### [WHAT YOU WILL DO]
Word for word, print the entries that follow.

[Data records for software interfaces]
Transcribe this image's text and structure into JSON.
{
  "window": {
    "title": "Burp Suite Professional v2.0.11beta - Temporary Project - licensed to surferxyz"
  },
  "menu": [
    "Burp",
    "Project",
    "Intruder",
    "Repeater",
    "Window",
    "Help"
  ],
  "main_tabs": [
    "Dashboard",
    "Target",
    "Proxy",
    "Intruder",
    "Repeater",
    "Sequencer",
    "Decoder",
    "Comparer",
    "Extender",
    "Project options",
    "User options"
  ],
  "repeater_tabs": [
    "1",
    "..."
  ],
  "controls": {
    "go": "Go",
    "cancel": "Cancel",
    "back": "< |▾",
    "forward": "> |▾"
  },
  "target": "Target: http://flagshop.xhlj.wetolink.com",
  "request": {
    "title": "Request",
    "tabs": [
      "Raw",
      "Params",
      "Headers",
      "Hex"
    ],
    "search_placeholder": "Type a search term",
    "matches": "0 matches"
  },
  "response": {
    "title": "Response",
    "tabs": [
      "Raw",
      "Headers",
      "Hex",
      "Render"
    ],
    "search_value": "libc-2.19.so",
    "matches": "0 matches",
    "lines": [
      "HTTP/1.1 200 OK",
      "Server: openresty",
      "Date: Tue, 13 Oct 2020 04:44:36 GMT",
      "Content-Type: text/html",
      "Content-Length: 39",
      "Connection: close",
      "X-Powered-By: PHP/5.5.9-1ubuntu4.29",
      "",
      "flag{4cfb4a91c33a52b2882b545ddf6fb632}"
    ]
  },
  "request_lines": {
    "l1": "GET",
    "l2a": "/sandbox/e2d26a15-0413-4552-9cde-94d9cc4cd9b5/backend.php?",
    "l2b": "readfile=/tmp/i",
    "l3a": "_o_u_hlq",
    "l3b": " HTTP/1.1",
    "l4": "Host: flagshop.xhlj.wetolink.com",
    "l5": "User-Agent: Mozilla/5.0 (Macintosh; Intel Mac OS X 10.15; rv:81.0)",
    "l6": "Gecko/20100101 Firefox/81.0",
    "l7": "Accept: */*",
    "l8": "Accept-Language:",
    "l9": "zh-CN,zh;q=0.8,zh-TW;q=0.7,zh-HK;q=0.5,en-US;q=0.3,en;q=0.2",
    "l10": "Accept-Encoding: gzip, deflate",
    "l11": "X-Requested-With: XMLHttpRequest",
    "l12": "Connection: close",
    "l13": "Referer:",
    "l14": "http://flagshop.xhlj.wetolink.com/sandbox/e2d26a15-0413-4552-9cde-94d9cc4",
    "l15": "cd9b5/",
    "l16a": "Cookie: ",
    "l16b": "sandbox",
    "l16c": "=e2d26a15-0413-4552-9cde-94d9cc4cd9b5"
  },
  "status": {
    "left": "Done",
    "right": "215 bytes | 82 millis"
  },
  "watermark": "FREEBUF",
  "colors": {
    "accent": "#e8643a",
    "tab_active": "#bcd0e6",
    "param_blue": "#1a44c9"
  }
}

### [WRITTEN RESPONSE]
Transcribe this image's text and structure into JSON.
{
  "window": {
    "title": "Burp Suite Professional v2.0.11beta - Temporary Project - licensed to surferxyz"
  },
  "menu": [
    "Burp",
    "Project",
    "Intruder",
    "Repeater",
    "Window",
    "Help"
  ],
  "main_tabs": [
    "Dashboard",
    "Target",
    "Proxy",
    "Intruder",
    "Repeater",
    "Sequencer",
    "Decoder",
    "Comparer",
    "Extender",
    "Project options",
    "User options"
  ],
  "repeater_tabs": [
    "1",
    "..."
  ],
  "controls": {
    "go": "Go",
    "cancel": "Cancel",
    "back": "< |▾",
    "forward": "> |▾"
  },
  "target": "Target: http://flagshop.xhlj.wetolink.com",
  "request": {
    "title": "Request",
    "tabs": [
      "Raw",
      "Params",
      "Headers",
      "Hex"
    ],
    "search_placeholder": "Type a search term",
    "matches": "0 matches"
  },
  "response": {
    "title": "Response",
    "tabs": [
      "Raw",
      "Headers",
      "Hex",
      "Render"
    ],
    "search_value": "libc-2.19.so",
    "matches": "0 matches",
    "lines": [
      "HTTP/1.1 200 OK",
      "Server: openresty",
      "Date: Tue, 13 Oct 2020 04:44:36 GMT",
      "Content-Type: text/html",
      "Content-Length: 39",
      "Connection: close",
      "X-Powered-By: PHP/5.5.9-1ubuntu4.29",
      "",
      "flag{4cfb4a91c33a52b2882b545ddf6fb632}"
    ]
  },
  "request_lines": {
    "l1": "GET",
    "l2a": "/sandbox/e2d26a15-0413-4552-9cde-94d9cc4cd9b5/backend.php?",
    "l2b": "readfile=/tmp/i",
    "l3a": "_o_u_hlq",
    "l3b": " HTTP/1.1",
    "l4": "Host: flagshop.xhlj.wetolink.com",
    "l5": "User-Agent: Mozilla/5.0 (Macintosh; Intel Mac OS X 10.15; rv:81.0)",
    "l6": "Gecko/20100101 Firefox/81.0",
    "l7": "Accept: */*",
    "l8": "Accept-Language:",
    "l9": "zh-CN,zh;q=0.8,zh-TW;q=0.7,zh-HK;q=0.5,en-US;q=0.3,en;q=0.2",
    "l10": "Accept-Encoding: gzip, deflate",
    "l11": "X-Requested-With: XMLHttpRequest",
    "l12": "Connection: close",
    "l13": "Referer:",
    "l14": "http://flagshop.xhlj.wetolink.com/sandbox/e2d26a15-0413-4552-9cde-94d9cc4",
    "l15": "cd9b5/",
    "l16a": "Cookie: ",
    "l16b": "sandbox",
    "l16c": "=e2d26a15-0413-4552-9cde-94d9cc4cd9b5"
  },
  "status": {
    "left": "Done",
    "right": "215 bytes | 82 millis"
  },
  "watermark": "FREEBUF",
  "colors": {
    "accent": "#e8643a",
    "tab_active": "#bcd0e6",
    "param_blue": "#1a44c9"
  }
}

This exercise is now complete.